Perhaps all this is obvious and just goes without saying. I think it is and does. I also think the prudential advice on which people usually focus when asking these questions is mostly pretty obvious too, for that matter. I wouldn't have bothered writing about this. But, whatever the intention of the post or individual comments, I worry about the framing being such that untenured professors convince themselves that "scholar" is not a category with its own imperatives, but rather that there are two distinct categories of scholar: "untenured scholar" and "tenured scholar." I think it's important to reject that view, and that conditions are easy enough for most untenured law professors (if they get the job, which is really the hard part) that there's room enough to focus on the normative "oughts" of scholarship and not just the practical "ises." Indeed, I worry that in the legal academy many entering (and senior) academics hear, know, talk, and think more about the "ises" of scholarship than they do the "oughts."
Great post, Paul. The most important line: "An untenured writer who thinks a book review is the right project to pursue, that it is the lesson he or she must learn or the contribution he or she must make, should worry about that first, and let reputational concerns take care of themselves."
I have published two book reviews, and my perspective on them today -- one positive, one less so -- matches that advice.
Posted by: Orin Kerr | Apr 6, 2016 10:37:55 PM
What about self-indulgent April Fools jokes that (a) rip off Larry Solum but (b) aren't funny at all? Should untenured faculty publish those, Paul?
Posted by: Blowspon | Apr 6, 2016 10:46:02 PM
No, definitely not. They should strongly avoid such posts.
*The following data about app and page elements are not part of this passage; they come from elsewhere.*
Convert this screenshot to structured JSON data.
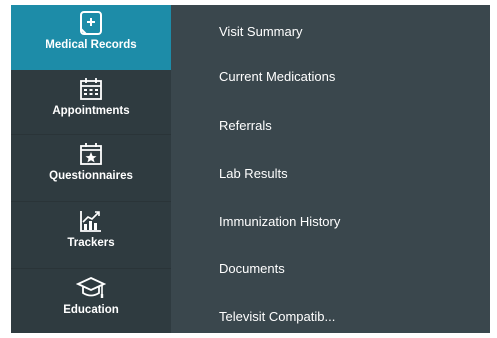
{
  "sidebar": {
    "items": [
      {
        "label": "Medical Records",
        "icon": "medical-records-icon",
        "active": true
      },
      {
        "label": "Appointments",
        "icon": "calendar-icon",
        "active": false
      },
      {
        "label": "Questionnaires",
        "icon": "calendar-star-icon",
        "active": false
      },
      {
        "label": "Trackers",
        "icon": "chart-icon",
        "active": false
      },
      {
        "label": "Education",
        "icon": "graduation-cap-icon",
        "active": false
      }
    ]
  },
  "submenu": {
    "items": [
      {
        "label": "Visit Summary"
      },
      {
        "label": "Current Medications"
      },
      {
        "label": "Referrals"
      },
      {
        "label": "Lab Results"
      },
      {
        "label": "Immunization History"
      },
      {
        "label": "Documents"
      },
      {
        "label": "Televisit Compatib..."
      }
    ]
  },
  "colors": {
    "active": "#1d8ca8",
    "sidebar_bg": "#2f3b40",
    "menu_bg": "#3a474d",
    "text": "#ffffff"
  }
}
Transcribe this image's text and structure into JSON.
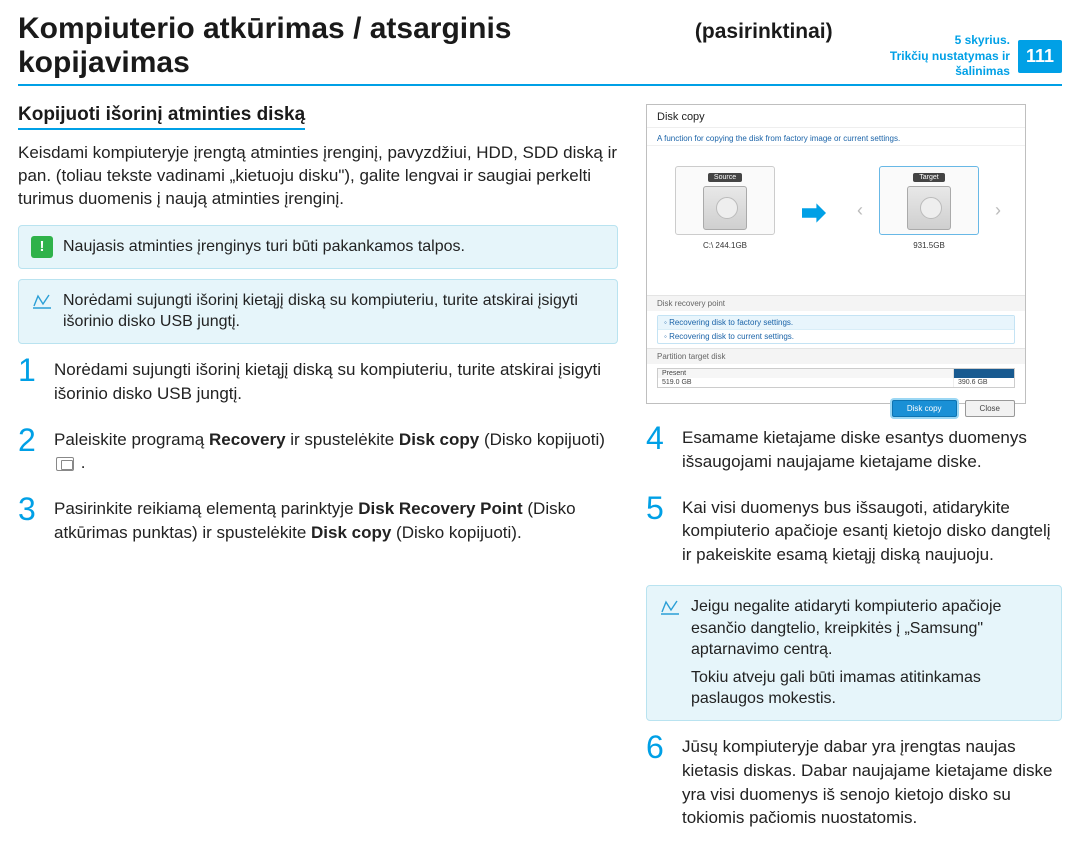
{
  "header": {
    "titleMain": "Kompiuterio atkūrimas / atsarginis kopijavimas",
    "titleSub": "(pasirinktinai)",
    "chapterLine1": "5 skyrius.",
    "chapterLine2": "Trikčių nustatymas ir šalinimas",
    "pageNum": "111"
  },
  "section": {
    "heading": "Kopijuoti išorinį atminties diską",
    "intro": "Keisdami kompiuteryje įrengtą atminties įrenginį, pavyzdžiui, HDD, SDD diską ir pan. (toliau tekste vadinami „kietuoju disku\"), galite lengvai ir saugiai perkelti turimus duomenis į naują atminties įrenginį.",
    "warn": "Naujasis atminties įrenginys turi būti pakankamos talpos.",
    "note": "Norėdami sujungti išorinį kietąjį diską su kompiuteriu, turite atskirai įsigyti išorinio disko USB jungtį."
  },
  "steps": [
    {
      "num": "1",
      "body": "Norėdami sujungti išorinį kietąjį diską su kompiuteriu, turite atskirai įsigyti išorinio disko USB jungtį."
    },
    {
      "num": "2",
      "body_a": "Paleiskite programą ",
      "b1": "Recovery",
      "body_b": " ir spustelėkite ",
      "b2": "Disk copy",
      "body_c": " (Disko kopijuoti) ",
      "body_d": " ."
    },
    {
      "num": "3",
      "body_a": "Pasirinkite reikiamą elementą parinktyje ",
      "b1": "Disk Recovery Point",
      "body_b": " (Disko atkūrimas punktas) ir spustelėkite ",
      "b2": "Disk copy",
      "body_c": " (Disko kopijuoti)."
    },
    {
      "num": "4",
      "body": "Esamame kietajame diske esantys duomenys išsaugojami naujajame kietajame diske."
    },
    {
      "num": "5",
      "body": "Kai visi duomenys bus išsaugoti, atidarykite kompiuterio apačioje esantį kietojo disko dangtelį ir pakeiskite esamą kietąjį diską naujuoju."
    },
    {
      "num": "6",
      "body": "Jūsų kompiuteryje dabar yra įrengtas naujas kietasis diskas. Dabar naujajame kietajame diske yra visi duomenys iš senojo kietojo disko su tokiomis pačiomis nuostatomis."
    }
  ],
  "note2": {
    "line1": "Jeigu negalite atidaryti kompiuterio apačioje esančio dangtelio, kreipkitės į „Samsung\" aptarnavimo centrą.",
    "line2": "Tokiu atveju gali būti imamas atitinkamas paslaugos mokestis."
  },
  "shot": {
    "title": "Disk copy",
    "desc": "A function for copying the disk from factory image or current settings.",
    "sourceLabel": "Source",
    "targetLabel": "Target",
    "sourceCap": "C:\\ 244.1GB",
    "targetCap": "931.5GB",
    "recoveryHeader": "Disk recovery point",
    "recov1": "Recovering disk to factory settings.",
    "recov2": "Recovering disk to current settings.",
    "partitionHeader": "Partition target disk",
    "partPresent": "Present",
    "partCap1": "519.0 GB",
    "partCap2": "390.6 GB",
    "btnPrimary": "Disk copy",
    "btnClose": "Close"
  }
}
And, again, I think that's equally true for tenured and untenured profs.
Posted by: Paul Horwitz | Apr 7, 2016 4:57:52 AM
So special rules just for you?
Posted by: Blowspon | Apr 7, 2016 7:39:41 AM
Well, no, I was sort of kidding.
Posted by: Paul Horwitz | Apr 7, 2016 8:13:03 AM